These aren't companies I would expect to be in such a coalition. What is their benefit? Oracle? Are they trying to protect Sun server sales? I do not understand why Oracle is going to be part of this coalition. Boeing: Do they want to put up barriers to import of Chinese passenger aircraft? Boeing is one of America's biggest exporters. They taking this position against Airbus subsidies?
Still, big companies taking a position that isn't as globalist as one might expect. What they might see in it: some Republicans are proposing a cut in US corporate income tax funded by tariffs on imports. That is an interesting proposition. US corporations currently get taxed domestically for profits earned abroad. They see this as an unfair competitive disadvantage and they want to be able to bring back money they made abroad. So basically lower the tariff on imported foreign profits but raise the tariff on imported foreign goods.
Retailers will oppose tariffs as will some manufacturers who have moved much of their manufacturing capacity abroad. But a tariff would be great news for robot makers. Higher tariffs would drive up the demand for equipment that cuts labor out of manufacturing. A tariff would probably speed up the rate of innovation in robotics.

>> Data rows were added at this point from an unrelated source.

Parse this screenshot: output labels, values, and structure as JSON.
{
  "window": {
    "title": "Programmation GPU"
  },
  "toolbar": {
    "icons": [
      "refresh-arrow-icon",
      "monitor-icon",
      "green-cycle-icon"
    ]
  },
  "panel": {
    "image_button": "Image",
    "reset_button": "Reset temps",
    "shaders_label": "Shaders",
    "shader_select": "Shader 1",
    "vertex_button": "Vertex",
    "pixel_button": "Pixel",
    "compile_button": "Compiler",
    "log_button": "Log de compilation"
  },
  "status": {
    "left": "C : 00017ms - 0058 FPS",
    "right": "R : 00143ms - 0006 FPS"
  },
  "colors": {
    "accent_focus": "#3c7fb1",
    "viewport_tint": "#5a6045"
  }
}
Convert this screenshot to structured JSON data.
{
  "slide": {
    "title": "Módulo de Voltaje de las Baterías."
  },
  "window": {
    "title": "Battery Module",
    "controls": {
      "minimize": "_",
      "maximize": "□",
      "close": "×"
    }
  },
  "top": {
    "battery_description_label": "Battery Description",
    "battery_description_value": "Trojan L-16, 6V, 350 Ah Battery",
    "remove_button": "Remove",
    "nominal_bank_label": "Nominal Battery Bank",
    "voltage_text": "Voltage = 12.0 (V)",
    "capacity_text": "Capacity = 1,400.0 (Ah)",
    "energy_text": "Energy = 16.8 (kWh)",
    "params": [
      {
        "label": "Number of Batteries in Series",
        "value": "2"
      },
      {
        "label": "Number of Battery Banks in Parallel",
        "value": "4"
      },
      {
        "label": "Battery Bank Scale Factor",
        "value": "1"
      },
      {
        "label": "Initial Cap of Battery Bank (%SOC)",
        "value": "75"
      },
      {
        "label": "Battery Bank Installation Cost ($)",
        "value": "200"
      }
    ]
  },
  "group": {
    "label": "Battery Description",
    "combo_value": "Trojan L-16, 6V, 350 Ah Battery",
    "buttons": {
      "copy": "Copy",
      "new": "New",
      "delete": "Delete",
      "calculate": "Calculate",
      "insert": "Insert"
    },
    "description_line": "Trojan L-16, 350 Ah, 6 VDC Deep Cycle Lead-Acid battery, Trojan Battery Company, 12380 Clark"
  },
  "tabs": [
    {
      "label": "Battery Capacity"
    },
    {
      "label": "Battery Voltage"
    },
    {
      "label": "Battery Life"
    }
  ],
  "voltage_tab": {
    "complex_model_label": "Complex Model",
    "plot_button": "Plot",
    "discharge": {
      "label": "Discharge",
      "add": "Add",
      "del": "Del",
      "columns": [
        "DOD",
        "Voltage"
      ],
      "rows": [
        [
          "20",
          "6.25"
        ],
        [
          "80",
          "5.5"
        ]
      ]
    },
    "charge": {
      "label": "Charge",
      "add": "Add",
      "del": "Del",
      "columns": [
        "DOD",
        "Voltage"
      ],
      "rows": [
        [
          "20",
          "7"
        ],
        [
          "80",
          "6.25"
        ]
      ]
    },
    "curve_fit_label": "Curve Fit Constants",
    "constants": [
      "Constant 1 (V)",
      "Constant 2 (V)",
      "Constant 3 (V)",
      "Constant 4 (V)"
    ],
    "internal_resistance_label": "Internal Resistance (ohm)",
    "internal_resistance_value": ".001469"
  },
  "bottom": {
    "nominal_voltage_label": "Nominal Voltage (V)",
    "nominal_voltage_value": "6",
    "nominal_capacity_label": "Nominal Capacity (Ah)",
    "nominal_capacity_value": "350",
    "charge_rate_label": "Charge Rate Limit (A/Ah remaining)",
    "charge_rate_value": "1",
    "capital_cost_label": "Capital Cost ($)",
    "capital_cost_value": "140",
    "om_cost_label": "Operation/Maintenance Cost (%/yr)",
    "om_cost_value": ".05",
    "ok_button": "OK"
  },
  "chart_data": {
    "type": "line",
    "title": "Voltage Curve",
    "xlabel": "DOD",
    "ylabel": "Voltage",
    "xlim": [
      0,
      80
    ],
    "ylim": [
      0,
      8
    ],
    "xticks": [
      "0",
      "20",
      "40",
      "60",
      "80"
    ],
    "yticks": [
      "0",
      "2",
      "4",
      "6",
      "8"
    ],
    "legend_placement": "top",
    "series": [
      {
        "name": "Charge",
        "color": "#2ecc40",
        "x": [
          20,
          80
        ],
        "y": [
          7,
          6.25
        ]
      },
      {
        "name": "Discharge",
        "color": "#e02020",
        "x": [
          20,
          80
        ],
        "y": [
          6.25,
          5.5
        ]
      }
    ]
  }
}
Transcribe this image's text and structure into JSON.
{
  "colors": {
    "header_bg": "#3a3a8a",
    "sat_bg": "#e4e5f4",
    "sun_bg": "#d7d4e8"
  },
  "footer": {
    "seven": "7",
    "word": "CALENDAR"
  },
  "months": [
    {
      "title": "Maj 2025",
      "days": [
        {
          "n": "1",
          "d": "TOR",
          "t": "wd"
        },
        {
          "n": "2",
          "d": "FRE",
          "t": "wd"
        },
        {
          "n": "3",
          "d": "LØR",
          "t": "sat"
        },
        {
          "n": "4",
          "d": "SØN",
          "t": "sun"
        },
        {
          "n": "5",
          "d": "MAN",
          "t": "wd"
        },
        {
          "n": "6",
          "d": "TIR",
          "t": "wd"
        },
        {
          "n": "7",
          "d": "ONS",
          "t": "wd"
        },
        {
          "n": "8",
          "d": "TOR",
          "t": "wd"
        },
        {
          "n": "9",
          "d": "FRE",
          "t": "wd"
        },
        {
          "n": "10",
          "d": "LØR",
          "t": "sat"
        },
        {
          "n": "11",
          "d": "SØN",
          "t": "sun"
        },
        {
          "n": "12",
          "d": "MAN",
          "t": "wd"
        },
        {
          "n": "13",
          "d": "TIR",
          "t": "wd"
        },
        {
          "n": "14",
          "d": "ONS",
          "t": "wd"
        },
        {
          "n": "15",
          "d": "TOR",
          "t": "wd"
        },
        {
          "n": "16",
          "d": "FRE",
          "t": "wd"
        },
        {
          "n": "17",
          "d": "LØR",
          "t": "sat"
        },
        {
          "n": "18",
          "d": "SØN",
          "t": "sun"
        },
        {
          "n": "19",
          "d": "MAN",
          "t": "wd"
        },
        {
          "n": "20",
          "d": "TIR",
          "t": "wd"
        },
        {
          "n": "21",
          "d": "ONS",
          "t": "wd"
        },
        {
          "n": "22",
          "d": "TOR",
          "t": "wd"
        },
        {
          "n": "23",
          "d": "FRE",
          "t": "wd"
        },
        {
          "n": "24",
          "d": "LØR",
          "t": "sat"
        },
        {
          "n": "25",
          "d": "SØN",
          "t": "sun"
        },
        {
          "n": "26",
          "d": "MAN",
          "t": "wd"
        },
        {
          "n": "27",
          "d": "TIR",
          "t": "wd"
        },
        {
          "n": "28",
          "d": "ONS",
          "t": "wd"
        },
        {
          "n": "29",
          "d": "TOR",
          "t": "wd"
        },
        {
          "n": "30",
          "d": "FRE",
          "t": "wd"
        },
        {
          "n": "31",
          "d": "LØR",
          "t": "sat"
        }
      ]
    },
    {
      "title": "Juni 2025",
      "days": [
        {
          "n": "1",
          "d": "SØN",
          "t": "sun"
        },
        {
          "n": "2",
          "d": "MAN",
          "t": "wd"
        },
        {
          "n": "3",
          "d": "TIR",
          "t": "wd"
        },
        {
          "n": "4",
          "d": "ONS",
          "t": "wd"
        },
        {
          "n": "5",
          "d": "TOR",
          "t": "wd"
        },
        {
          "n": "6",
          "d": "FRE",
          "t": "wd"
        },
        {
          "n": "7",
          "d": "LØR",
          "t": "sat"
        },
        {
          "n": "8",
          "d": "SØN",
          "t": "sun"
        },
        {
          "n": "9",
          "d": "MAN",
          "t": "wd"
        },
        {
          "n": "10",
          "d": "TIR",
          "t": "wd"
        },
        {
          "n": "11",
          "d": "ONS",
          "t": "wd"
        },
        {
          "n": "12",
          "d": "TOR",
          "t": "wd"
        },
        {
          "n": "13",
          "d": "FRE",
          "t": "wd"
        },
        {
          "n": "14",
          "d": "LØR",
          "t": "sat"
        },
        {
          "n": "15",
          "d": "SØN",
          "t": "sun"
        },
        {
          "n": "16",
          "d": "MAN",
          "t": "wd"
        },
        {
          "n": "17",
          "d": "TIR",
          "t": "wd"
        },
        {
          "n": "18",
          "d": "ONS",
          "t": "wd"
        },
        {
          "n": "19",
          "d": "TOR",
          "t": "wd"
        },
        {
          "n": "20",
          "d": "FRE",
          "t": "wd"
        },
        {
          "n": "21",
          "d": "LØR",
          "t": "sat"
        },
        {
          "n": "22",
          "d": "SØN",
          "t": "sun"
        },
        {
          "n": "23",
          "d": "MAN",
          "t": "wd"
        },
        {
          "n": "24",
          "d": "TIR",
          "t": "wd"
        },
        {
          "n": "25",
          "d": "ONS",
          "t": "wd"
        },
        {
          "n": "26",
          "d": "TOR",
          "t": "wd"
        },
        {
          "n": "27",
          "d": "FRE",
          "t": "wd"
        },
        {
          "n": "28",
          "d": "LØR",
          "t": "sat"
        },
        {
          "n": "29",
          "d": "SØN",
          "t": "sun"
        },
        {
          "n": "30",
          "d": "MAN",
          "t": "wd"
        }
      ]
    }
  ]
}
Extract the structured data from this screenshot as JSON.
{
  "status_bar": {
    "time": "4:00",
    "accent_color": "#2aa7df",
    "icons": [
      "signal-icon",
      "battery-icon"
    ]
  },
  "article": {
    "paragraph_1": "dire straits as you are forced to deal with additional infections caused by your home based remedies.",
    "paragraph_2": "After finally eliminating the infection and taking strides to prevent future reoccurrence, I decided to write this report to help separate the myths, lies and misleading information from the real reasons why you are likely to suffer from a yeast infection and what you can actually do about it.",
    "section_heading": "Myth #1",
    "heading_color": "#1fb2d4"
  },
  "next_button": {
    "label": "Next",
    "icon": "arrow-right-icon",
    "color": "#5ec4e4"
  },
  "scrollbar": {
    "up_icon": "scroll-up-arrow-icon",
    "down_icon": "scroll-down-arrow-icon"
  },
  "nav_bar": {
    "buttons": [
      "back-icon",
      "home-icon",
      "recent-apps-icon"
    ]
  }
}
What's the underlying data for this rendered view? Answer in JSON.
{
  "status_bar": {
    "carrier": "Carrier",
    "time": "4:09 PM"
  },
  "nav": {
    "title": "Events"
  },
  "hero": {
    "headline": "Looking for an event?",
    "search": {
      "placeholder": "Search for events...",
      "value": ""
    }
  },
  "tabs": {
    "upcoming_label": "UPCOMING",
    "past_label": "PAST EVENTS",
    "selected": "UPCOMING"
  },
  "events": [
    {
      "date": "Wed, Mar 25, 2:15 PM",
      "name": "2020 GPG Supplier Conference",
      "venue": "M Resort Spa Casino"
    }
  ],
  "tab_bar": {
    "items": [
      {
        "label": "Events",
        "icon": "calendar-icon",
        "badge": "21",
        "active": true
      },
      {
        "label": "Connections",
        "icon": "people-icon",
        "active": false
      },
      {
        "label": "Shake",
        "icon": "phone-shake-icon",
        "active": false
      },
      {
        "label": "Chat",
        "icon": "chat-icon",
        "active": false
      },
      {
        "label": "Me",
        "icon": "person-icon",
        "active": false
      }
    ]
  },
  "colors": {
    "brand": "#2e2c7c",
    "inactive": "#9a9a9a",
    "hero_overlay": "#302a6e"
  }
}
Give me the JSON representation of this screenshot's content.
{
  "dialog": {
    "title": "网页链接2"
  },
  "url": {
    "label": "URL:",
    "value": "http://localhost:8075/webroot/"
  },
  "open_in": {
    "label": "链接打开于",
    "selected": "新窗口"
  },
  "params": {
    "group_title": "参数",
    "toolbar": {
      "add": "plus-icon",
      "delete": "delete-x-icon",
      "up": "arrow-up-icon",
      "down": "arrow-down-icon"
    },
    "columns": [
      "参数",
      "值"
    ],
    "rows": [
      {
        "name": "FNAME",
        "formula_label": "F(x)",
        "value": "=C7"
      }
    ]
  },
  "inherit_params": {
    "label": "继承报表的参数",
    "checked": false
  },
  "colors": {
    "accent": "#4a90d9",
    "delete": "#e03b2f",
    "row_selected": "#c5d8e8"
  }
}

This is a year where a lot of previously frozen solid political deals and rules become unfrozen. A lot of rules are in play. We can expect to see new alliances pop up in business and politics. It is hard to guess just how much the fortunes of different business interests will change. But Trump's changes are likely to cut supply and drive up demand for less skilled labor. That will, combined with the push by Democrats to raise the minimum wage, drive up demand for equipment that automates work.
|Share |||By Randall Parker at 2017 February 03 07:20 PM|